Senior Research Associate

Research Summary

My work often focuses on intangible aspects of human subjectivity that enables humans to change and transform social life. I analyse human agency and investigate its creative and imaginative capacities. In my current ERC-funded project “Takhayyul”, I direct this focus towards the political transformation. The project is part of the turn towards dreams, desire, hope, nostalgia, and aspiration but it has yet to take effect in research on Islamist thought and practice. The failure to include imaginations and fantasies in political analysis is a result and malady of the Eurocentric rationality-oriented theories. We need fine-grained investigations into subjective, emotive, and imaginative forces. This project contributes to a wide array of scholarship ranging from political movements, to populism, toxic nationalism, and imaginative/emotional visions of total domination as major challenges to social and political life.
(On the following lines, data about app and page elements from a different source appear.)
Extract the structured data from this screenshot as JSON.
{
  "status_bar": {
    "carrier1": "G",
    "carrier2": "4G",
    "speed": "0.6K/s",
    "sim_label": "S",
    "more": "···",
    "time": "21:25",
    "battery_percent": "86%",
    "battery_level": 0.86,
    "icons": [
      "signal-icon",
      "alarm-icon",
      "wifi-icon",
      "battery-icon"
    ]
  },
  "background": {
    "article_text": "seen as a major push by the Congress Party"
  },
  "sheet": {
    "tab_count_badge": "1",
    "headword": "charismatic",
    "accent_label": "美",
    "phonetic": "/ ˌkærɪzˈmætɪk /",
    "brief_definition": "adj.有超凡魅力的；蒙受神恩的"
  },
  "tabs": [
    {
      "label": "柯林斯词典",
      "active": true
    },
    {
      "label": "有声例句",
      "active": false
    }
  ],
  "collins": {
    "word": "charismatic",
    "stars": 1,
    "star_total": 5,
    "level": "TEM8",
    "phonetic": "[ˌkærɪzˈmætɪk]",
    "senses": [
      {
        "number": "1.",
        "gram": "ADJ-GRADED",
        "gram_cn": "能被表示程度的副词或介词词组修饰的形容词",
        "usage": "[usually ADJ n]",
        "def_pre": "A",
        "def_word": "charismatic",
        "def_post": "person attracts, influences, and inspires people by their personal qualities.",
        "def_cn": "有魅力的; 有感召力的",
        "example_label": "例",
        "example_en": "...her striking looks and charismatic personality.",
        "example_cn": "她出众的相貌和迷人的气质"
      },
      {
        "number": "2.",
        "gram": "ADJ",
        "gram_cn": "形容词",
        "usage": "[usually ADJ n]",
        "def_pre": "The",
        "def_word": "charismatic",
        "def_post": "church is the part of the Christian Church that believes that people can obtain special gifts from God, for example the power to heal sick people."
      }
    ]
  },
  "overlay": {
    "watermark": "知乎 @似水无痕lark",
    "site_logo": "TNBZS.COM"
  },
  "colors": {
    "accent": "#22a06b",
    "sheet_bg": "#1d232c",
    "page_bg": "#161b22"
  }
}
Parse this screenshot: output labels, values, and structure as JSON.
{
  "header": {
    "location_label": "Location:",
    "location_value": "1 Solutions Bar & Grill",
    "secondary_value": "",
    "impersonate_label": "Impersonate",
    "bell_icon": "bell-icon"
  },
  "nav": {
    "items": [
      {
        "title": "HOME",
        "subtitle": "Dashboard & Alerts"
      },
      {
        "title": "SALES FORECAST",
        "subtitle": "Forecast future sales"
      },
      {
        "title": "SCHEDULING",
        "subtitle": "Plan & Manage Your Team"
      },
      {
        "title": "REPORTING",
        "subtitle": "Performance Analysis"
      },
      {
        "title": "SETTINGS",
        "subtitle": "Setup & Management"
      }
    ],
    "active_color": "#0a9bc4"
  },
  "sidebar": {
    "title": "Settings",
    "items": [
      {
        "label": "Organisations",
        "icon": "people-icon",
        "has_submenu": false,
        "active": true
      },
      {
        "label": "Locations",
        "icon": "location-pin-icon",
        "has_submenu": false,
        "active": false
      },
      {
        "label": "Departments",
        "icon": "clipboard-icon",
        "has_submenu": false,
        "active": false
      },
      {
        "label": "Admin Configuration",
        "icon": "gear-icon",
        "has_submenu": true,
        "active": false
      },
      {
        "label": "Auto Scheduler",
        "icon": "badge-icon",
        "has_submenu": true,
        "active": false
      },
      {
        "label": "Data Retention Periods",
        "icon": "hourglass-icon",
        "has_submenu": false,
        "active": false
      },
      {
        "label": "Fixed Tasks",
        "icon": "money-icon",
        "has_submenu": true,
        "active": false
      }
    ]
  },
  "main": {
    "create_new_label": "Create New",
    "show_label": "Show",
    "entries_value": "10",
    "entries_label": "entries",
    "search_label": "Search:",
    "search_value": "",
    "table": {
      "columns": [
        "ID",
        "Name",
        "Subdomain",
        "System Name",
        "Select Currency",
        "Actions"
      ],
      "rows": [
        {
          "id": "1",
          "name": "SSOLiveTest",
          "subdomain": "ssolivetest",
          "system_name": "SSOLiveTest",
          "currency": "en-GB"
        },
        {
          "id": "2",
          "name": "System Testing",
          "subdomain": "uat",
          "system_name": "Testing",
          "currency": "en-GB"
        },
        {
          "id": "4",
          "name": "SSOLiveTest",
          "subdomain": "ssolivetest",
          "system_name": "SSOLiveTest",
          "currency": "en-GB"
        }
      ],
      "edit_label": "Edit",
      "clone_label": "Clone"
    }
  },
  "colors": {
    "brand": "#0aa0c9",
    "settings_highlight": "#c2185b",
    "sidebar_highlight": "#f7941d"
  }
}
Takhayyul is a collaborative study that will ethnographically excavate the imaginative forces in the formation of populist Islamist aspirations in the Balkans, the Middle East, and South Asia. This project seeks to contribute to global prosperity by offering a fresh perspective that does not reproduce the tropes on irrationality. Instead, it is designed to provide a sound theoretical ground upon which to delineate the ways populist forms of Islamist politics forge imaginative landscapes beyond the borders of nation-states.

I have formerly worked on human subjectivity and its agentive and imaginative capacities mostly through an analysis of gender and sexuality. My first single-authored book, “Working Out Desire: Women, Sport, and Self-Making in Istanbul”, (2020) is a study of desiring self-making. It examines an urban trend spor merakı (interest/curiosity in sport) as an object of desire shared by a broad and diverse group of women. The book also places women’s desiring subjectivity at the centre of analysis and thus pushes back against the conventional boundaries of scholarly interest in Muslim women as pious subjects. It presents the ways in which women's changing habits, leisure and self-formation in the Muslim world and the Middle East are connected to their agentive capacities to shift and transform their conditions and socio-cultural capabilities.

The realms of desire, everyday life, and leisure inevitably plead for ethnographic enquiry that crystallizes dynamics of sexuality, normativity, and intimacy in the geographies that I work with, namely the Middle East. I published one edited volume (“The Everyday Makings of Heteronormativity: Cross-Cultural Explorations of Sex, Gender, and Sexuality” by Lexington), two special issues and three articles on the subject. In this set of work, I highlight how the mundane operations in everyday life provide a metacultural intelligibility for heteronormativity based on sexual scripts, normative spaces, and gendered acts. I examine the normative coherency and privilege and explore in ethnographic detail the operations and making of heteronormative devices: material, affective, narrative, spatial, and bodily. 

I am currently accepting PhD applications on topics related to ethical imagination in the Middle East and the Balkans.